“While we [are] not exactly sure where the best indication for CALAA-01 will be, we think as CALAA-01 and CALAA-02 have specific, yet very different mechanisms, that they will be used in different types of solid tumors,” Hamilton said in his e-mail.

Invitrogen, ABI Combo to Have Four Core Divisions
As the acquisition of Applied Biosystems by Invitrogen draws closer, the firms announced this week that the newly merged firm would operate under four core divisions: molecular biology systems, genetic systems, cell systems, and mass spectrometry systems.
They also announced the management team that will oversee these four divisions and other functions.
The molecular biology systems division will be led by Peter Dansky, who currently serves as leader of ABI’s molecular and cell biology functional analysis division. It will include the workflows of both firms related to molecular biology, such as gene expression, genotyping, gene regulation, and proteomics.
The genetic systems division will be led by Kip Miller, who currently serves as leader of Invitrogen’s Biodiscovery division. It will include ABI’s capillary electrophoresis and SOLiD sequencing systems, as well as Invitrogen’s third-generation sequencing development program.
The cell systems division will be led by Nicolas Barthelemy, who currently heads Invitrogen’s cell systems division. It will include Invitrogen’s current cell systems operations and ABI’s Poros and Tropix business lines.
The mass spectrometry division will be led by Laura Lauman, who currently leads ABI’s proteomics and small molecule division, and will house ABI’s mass spec business.
As previously announced, Invitrogen Chairman and CEO Greg Lucier will hold the same titles for the merged company, which will retain the Applied Biosystems name. ABI President and COO Mark Stevenson will retain those titles following the merger.

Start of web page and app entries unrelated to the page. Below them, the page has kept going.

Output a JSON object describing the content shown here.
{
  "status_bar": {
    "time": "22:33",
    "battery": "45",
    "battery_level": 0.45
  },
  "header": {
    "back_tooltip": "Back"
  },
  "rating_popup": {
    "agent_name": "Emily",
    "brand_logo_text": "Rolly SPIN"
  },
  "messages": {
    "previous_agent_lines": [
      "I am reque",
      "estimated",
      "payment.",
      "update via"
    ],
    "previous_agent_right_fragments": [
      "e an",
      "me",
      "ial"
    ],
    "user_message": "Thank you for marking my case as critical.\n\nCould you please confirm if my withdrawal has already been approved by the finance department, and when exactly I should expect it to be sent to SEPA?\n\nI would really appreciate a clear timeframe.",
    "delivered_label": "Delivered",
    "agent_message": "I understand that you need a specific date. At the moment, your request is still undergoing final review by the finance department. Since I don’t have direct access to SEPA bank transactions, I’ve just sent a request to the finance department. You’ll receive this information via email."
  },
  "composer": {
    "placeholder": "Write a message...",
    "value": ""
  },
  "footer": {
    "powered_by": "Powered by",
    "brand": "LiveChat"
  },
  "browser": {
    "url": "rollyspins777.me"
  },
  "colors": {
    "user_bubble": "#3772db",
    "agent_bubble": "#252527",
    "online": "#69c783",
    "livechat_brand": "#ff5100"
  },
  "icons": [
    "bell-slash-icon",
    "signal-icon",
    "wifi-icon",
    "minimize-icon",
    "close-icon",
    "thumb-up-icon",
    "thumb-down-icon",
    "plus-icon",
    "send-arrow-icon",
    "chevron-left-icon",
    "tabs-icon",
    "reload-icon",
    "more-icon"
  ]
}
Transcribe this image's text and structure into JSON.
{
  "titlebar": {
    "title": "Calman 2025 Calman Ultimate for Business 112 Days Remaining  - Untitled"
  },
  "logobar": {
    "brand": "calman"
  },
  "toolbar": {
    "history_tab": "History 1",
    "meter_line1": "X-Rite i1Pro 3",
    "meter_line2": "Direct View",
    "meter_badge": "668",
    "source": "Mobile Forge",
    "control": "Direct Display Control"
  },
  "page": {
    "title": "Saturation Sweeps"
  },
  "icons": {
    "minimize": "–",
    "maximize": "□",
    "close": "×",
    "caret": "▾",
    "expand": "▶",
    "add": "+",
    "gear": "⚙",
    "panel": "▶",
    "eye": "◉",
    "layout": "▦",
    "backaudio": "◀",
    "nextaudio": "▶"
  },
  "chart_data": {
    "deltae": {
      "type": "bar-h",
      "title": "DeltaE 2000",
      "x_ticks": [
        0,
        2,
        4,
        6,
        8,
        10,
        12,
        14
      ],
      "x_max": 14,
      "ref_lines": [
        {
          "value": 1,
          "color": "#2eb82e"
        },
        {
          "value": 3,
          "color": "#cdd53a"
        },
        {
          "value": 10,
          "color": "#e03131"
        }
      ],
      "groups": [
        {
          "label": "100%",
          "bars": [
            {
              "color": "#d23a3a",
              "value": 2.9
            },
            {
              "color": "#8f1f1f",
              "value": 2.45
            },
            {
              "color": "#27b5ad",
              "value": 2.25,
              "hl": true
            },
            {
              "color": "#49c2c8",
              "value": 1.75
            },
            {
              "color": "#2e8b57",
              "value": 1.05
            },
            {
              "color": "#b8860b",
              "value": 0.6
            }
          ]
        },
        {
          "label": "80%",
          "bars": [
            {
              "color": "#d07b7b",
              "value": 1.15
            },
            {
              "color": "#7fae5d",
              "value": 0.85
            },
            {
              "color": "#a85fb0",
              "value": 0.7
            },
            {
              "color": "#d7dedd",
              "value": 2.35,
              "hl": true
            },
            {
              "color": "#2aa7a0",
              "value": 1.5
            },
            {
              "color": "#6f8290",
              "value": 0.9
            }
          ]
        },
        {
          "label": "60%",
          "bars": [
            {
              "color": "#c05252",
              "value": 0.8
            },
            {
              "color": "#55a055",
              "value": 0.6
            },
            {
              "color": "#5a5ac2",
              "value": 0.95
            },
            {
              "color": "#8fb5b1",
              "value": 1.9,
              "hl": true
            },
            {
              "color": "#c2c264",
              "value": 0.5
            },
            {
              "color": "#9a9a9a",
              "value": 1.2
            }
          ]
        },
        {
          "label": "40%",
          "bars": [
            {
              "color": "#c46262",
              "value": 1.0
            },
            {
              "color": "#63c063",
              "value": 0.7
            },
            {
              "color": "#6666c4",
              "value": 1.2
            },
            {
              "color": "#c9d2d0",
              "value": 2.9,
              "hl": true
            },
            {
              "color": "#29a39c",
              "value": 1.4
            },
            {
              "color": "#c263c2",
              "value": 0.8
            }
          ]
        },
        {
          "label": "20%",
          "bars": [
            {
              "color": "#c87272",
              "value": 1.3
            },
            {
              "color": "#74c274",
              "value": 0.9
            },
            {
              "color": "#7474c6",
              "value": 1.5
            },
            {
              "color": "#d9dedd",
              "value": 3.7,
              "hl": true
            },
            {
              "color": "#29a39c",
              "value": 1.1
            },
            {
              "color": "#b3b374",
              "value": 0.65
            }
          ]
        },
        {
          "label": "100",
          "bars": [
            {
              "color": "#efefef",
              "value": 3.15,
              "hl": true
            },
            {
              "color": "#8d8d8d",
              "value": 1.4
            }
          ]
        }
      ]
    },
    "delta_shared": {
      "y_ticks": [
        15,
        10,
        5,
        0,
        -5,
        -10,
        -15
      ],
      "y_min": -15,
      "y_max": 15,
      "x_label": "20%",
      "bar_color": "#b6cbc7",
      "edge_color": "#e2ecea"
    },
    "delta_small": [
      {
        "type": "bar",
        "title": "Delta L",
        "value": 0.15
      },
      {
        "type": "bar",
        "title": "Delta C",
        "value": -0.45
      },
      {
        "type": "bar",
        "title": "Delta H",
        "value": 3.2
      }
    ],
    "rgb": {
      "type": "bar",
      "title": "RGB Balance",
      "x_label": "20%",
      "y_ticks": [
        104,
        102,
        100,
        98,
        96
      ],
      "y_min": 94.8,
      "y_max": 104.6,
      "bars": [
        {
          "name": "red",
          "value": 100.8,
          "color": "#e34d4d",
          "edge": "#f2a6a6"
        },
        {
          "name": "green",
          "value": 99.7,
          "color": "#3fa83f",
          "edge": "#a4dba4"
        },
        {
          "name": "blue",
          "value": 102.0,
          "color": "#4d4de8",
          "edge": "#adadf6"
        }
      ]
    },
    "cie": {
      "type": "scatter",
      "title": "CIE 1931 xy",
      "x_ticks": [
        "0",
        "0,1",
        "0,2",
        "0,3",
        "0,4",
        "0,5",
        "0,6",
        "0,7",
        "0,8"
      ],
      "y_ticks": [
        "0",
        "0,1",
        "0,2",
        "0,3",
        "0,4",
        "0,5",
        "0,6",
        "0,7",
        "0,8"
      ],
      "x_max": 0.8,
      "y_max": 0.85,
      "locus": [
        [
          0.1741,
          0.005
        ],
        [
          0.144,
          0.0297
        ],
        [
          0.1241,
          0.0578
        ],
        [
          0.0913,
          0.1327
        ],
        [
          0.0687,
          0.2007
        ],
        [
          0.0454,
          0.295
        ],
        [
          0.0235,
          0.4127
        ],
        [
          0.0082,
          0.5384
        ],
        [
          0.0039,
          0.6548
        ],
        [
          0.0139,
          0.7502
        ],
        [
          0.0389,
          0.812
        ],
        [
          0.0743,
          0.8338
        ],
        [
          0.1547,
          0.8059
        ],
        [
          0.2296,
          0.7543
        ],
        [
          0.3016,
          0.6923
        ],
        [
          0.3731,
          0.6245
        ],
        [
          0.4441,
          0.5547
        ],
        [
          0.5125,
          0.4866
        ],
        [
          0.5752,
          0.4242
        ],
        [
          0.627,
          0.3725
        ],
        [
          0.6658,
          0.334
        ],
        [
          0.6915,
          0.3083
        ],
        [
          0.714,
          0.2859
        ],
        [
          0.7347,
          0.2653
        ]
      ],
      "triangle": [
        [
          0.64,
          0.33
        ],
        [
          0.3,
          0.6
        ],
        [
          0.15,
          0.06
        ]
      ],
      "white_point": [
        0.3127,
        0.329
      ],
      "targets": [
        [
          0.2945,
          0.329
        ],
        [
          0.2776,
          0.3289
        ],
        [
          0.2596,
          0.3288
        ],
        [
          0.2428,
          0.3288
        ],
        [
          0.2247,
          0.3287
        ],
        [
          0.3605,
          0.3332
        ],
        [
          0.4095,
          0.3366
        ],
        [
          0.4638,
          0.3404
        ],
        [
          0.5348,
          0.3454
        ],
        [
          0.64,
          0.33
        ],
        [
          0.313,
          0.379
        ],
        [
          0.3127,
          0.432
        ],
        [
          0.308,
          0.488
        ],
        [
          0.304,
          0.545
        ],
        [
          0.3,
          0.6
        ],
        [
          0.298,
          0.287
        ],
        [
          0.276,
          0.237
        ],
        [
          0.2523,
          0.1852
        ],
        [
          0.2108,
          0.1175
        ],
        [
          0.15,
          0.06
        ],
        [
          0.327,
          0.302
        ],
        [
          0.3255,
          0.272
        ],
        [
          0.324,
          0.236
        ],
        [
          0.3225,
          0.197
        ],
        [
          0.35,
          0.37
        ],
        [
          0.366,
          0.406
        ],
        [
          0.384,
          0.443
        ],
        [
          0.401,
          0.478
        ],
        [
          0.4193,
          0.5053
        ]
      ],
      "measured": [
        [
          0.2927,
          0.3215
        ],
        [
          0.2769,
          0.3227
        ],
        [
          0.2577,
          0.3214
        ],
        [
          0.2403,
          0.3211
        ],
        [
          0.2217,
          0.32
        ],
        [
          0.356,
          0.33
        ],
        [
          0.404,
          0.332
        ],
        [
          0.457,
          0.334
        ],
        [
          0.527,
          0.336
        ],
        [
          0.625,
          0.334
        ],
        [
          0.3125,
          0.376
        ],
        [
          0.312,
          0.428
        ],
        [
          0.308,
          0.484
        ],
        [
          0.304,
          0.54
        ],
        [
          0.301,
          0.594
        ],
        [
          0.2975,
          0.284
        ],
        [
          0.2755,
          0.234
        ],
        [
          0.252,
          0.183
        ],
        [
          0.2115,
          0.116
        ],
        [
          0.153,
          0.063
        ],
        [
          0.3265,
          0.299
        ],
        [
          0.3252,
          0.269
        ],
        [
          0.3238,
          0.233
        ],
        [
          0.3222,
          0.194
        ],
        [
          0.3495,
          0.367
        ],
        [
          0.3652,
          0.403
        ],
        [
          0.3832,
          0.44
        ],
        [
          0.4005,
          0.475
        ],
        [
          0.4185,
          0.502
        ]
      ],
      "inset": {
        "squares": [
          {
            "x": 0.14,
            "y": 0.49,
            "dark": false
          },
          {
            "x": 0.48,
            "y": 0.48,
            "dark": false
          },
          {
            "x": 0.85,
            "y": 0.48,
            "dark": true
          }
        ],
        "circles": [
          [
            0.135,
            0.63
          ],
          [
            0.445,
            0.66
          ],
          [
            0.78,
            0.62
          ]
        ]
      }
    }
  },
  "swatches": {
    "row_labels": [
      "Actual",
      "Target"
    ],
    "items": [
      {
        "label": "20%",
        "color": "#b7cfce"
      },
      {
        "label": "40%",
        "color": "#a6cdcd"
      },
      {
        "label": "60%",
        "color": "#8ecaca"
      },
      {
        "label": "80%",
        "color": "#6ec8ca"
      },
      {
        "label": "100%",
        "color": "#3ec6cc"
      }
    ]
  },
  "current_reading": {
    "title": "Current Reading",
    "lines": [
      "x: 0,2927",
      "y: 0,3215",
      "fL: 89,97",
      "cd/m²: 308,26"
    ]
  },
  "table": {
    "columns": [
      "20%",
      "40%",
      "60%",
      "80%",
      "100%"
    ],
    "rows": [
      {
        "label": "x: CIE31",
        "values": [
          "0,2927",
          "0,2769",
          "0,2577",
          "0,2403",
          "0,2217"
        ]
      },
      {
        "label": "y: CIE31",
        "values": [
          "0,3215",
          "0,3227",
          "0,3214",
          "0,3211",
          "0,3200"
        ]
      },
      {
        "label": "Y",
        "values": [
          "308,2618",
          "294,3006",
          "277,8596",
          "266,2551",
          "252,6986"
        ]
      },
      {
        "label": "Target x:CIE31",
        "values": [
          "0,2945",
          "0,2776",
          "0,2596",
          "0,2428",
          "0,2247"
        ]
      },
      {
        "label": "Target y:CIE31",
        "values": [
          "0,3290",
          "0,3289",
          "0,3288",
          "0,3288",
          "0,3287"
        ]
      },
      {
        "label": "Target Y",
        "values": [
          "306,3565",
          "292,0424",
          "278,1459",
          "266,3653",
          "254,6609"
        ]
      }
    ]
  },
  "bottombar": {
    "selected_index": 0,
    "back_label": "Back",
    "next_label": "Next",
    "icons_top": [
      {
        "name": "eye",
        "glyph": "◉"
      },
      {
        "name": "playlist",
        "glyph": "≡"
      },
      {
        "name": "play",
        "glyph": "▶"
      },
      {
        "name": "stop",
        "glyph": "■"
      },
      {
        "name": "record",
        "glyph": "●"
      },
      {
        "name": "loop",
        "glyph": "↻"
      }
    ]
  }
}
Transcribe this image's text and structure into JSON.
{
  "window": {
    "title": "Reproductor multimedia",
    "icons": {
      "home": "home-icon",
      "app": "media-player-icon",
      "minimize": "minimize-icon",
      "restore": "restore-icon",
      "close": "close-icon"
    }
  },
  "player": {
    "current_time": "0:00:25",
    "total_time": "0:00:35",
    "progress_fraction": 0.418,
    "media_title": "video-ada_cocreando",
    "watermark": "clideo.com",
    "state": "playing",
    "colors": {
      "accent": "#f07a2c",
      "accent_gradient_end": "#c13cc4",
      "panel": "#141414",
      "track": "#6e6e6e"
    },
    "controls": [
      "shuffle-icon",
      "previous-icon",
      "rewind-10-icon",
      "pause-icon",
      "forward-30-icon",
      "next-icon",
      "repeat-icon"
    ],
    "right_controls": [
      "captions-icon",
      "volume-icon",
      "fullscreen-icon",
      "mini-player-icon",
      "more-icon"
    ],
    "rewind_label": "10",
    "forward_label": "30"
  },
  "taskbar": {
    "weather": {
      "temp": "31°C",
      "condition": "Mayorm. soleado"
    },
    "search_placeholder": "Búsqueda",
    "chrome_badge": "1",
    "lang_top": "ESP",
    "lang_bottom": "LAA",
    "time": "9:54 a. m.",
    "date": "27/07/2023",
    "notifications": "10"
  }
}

The Scan

Genetic Risk Factors for Hypertension Can Help Identify Those at Risk for Cardiovascular Disease

Genetically predicted high blood pressure risk is also associated with increased cardiovascular disease risk, a new JAMA Cardiology study says.

Circulating Tumor DNA Linked to Post-Treatment Relapse in Breast Cancer

Post-treatment detection of circulating tumor DNA may identify breast cancer patients who are more likely to relapse, a new JCO Precision Oncology study finds.

Genetics Influence Level of Depression Tied to Trauma Exposure, Study Finds

Researchers examine the interplay of trauma, genetics, and major depressive disorder in JAMA Psychiatry.

UCLA Team Reports Cost-Effective Liquid Biopsy Approach for Cancer Detection

The researchers report in Nature Communications that their liquid biopsy approach has high specificity in detecting all- and early-stage cancers.